Nearly 65 percent of students across the country are not buying required class materials, said Raj Kaji, the chief executive officer of Akademos, and college students cite financial concerns.

For students who are able to access course materials, the class passage rate goes up. Compared with students who had to acquire their own course materials, students whose colleges made sure they had materials on day one passed with a C or better at a 4 percent higher rate, according to one study by researchers at the University of New Hampshire.

The gap was even greater for Black students, researchers found, who passed with a C or better at a 13 percent higher rate than their peers.

Shifting demographics also requires a shift in thinking, Gaytán says. Whenever a faculty member expresses frustration with students, Gaytán helps them understand that students who may appear to be unprepared are often dealing with other responsibilities at the same time.

“What I’ve said is $100 for them might as well be $10,000 when you’re living paycheck to paycheck and when gas is $6 or $7 a gallon,” he said.

The promise of success

Pittsburgh Technical College students go through medical procedures as part of an allied-health program. Photo: Naomi Harris

For the past couple of months, I’ve dived into the world of career and technical education — specifically training programs in healthcare. In order to understand those training programs, I talked to experts like Shalin Jyotishi, a senior policy analyst at New America.

Under the umbrella term of allied health, prospective students can enroll in training programs to become nursing assistants, respiratory therapists, surgical technologists, medical insurance billers, and more — the possibilities are endless and, at times, overwhelming.

When weighing their options, prospective students and workers should pay close attention, Jyotishi said, to labor market outcomes. For example, a number of allied-health professions programs that are available without degrees may not necessarily lead to a local living wage.

For my story, I decided to focus on the landscape in Pittsburgh.

Though health and medicine have become pillars of the Pittsburgh economy, colleges that offer allied health programs are struggling to attract students as they deal with enrollment declines.

During my reporting, I talked with researchers, students, and program directors to understand the daily lives of people working in the allied health professions.

Though healthcare work is valued by the public, that does not always translate to solid salaries or good working conditions.

“People appreciate the roles that healthcare systems are playing in changing what Pittsburgh looks like,” says Ray Engel, a professor of social work at the University of Pittsburgh.

Engel and his team of researchers released a survey this past spring that found more than 90 percent of hospital workers considered leaving the profession. The participants cited work condition problems like insufficient staffing, need for higher wages, and mental exhaustion. But people haven’t always appreciated many of those jobs, and the people doing them enough.

“We find it ironic that it was only with the pandemic that people started to see, particularly lower wage workers, as suddenly essential.”

Open Campus and PublicSource will be co-publishing my full story about the complicated reality of a health-care career in Pittsburgh later this week.

Recommended readings

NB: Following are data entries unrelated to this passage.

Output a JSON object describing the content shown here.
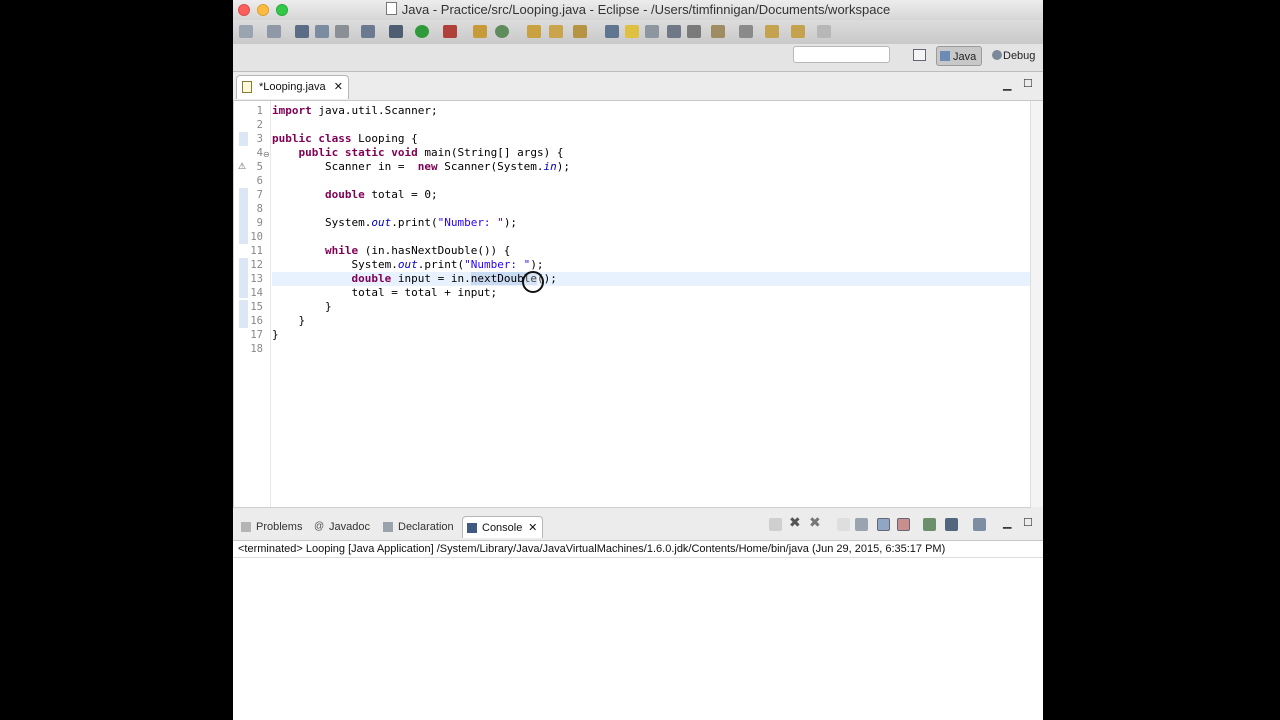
{
  "window": {
    "title": "Java - Practice/src/Looping.java - Eclipse - /Users/timfinnigan/Documents/workspace"
  },
  "toolbar": {
    "quick_access_value": ""
  },
  "perspectives": {
    "java_label": "Java",
    "debug_label": "Debug"
  },
  "editor": {
    "tab_label": "*Looping.java",
    "line_numbers": [
      "1",
      "2",
      "3",
      "4",
      "5",
      "6",
      "7",
      "8",
      "9",
      "10",
      "11",
      "12",
      "13",
      "14",
      "15",
      "16",
      "17",
      "18"
    ],
    "lines": {
      "l1": {
        "kw": "import",
        "rest": " java.util.Scanner;"
      },
      "l3": {
        "kw1": "public",
        "kw2": "class",
        "rest": " Looping {"
      },
      "l4": {
        "kw1": "public",
        "kw2": "static",
        "kw3": "void",
        "rest": " main(String[] args) {"
      },
      "l5": {
        "a": "Scanner in =  ",
        "kw": "new",
        "b": " Scanner(System.",
        "fld": "in",
        "c": ");"
      },
      "l7": {
        "kw": "double",
        "rest": " total = 0;"
      },
      "l9": {
        "a": "System.",
        "fld": "out",
        "b": ".print(",
        "str": "\"Number: \"",
        "c": ");"
      },
      "l11": {
        "kw": "while",
        "rest": " (in.hasNextDouble()) {"
      },
      "l12": {
        "a": "System.",
        "fld": "out",
        "b": ".print(",
        "str": "\"Number: \"",
        "c": ");"
      },
      "l13": {
        "kw": "double",
        "a": " input = in.",
        "sel": "nextDouble",
        "c": "();"
      },
      "l14": {
        "rest": "total = total + input;"
      },
      "l15": {
        "rest": "}"
      },
      "l16": {
        "rest": "}"
      },
      "l17": {
        "rest": "}"
      }
    }
  },
  "views": {
    "tabs": [
      "Problems",
      "Javadoc",
      "Declaration",
      "Console"
    ],
    "console_status": "<terminated> Looping [Java Application] /System/Library/Java/JavaVirtualMachines/1.6.0.jdk/Contents/Home/bin/java (Jun 29, 2015, 6:35:17 PM)"
  },
  "colors": {
    "keyword": "#7f0055",
    "string": "#2a00ff",
    "field": "#0000c0",
    "current_line": "#e8f2fe"
  }
}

To better serve the state’s population, the University of Arizona is offering to pay tuition or fees for Native American students. More than 400 current students will be eligible at the school’s main campus in Tucson, where tuition currently is $12,700 per semester, according to Sequoia Carrillo at NPR. Read the full story.

How are college students responding to the Supreme Court’s decision to overturn Roe v. Wade? Emma Folts at PublicSource talked to student leaders as they grappled with the news. Read her story.

What can cause professors of color to leave? A range of experiences, including being attacked because of their racial identity and feeling undervalued or misunderstood, led professors to quit. Check out the profile series by The Chronicle.

Thanks for reading!

I’d like to hear from you. Share your stories, tips or perspectives by sending me an email. Reach out to me at

Open Campus national reporter covering the intersection of race and higher education.